Zbatovsina did not save Tsarist Russia from revolution, and there is no reason why US support for Ukraine should be reduced. But the US national security apparatus needs to carefully consider the extent of hostilities that currently exist between Moscow and Washington, which unfortunately resemble the hostilities of the early Cold War.

George Kennan, an American diplomat who advocated a policy of containment to limit Soviet expansion, warned that if the Soviet Union became more hostile, the United States would have to adapt. As Kennan explained in 1948, “The Kremlin’s acts of political warfare have become the most sophisticated and effective in history. It has been handicapped by a general attachment … Being involved in the full force of the Kremlin’s political warfare, we cannot afford to leave our resources unmobilized for covert political warfare.”

Lieutenant General James Doolittle, who received the Medal of Honor for leading the daring Doolittle raids against Japan in World War II, agreed with Kennan that the United States would engage in more aggressive covert operations techniques to survive. concluded that it must. Doolittle recognized that many Americans would object to his proposal, but thought it essential, and he concluded:[h]The norms of human conflict that have hitherto been tolerated do not apply. For the United States to survive, it must rethink its longstanding concept of “fair play.” We must develop effective espionage and counter-espionage, and learn how to destroy, sabotage, and destroy our adversaries.

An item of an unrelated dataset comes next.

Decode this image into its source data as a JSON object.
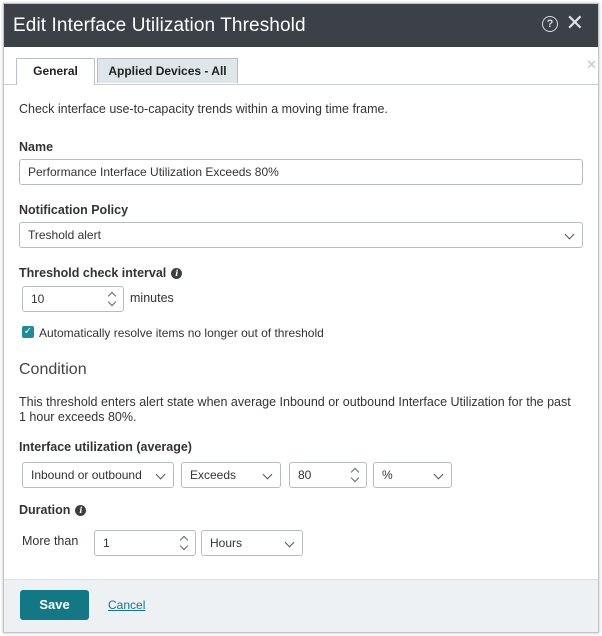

This is a more subtle, sophisticated and effective method than the one used against us. It may be necessary to make the American public aware, understand, and support this fundamentally repugnant philosophy. ”

The memory of the Cold War need not guide all our responses or provoke rash actions. usa. Unfortunately, we may have to revisit Kenan and Doolittle’s fundamentally repugnant philosophy.

Michael Richter is a former Intelligence Officer with the Defense Intelligence Agency and Office of the Director of National Intelligence and is now an attorney in private practice. The views expressed here are his own.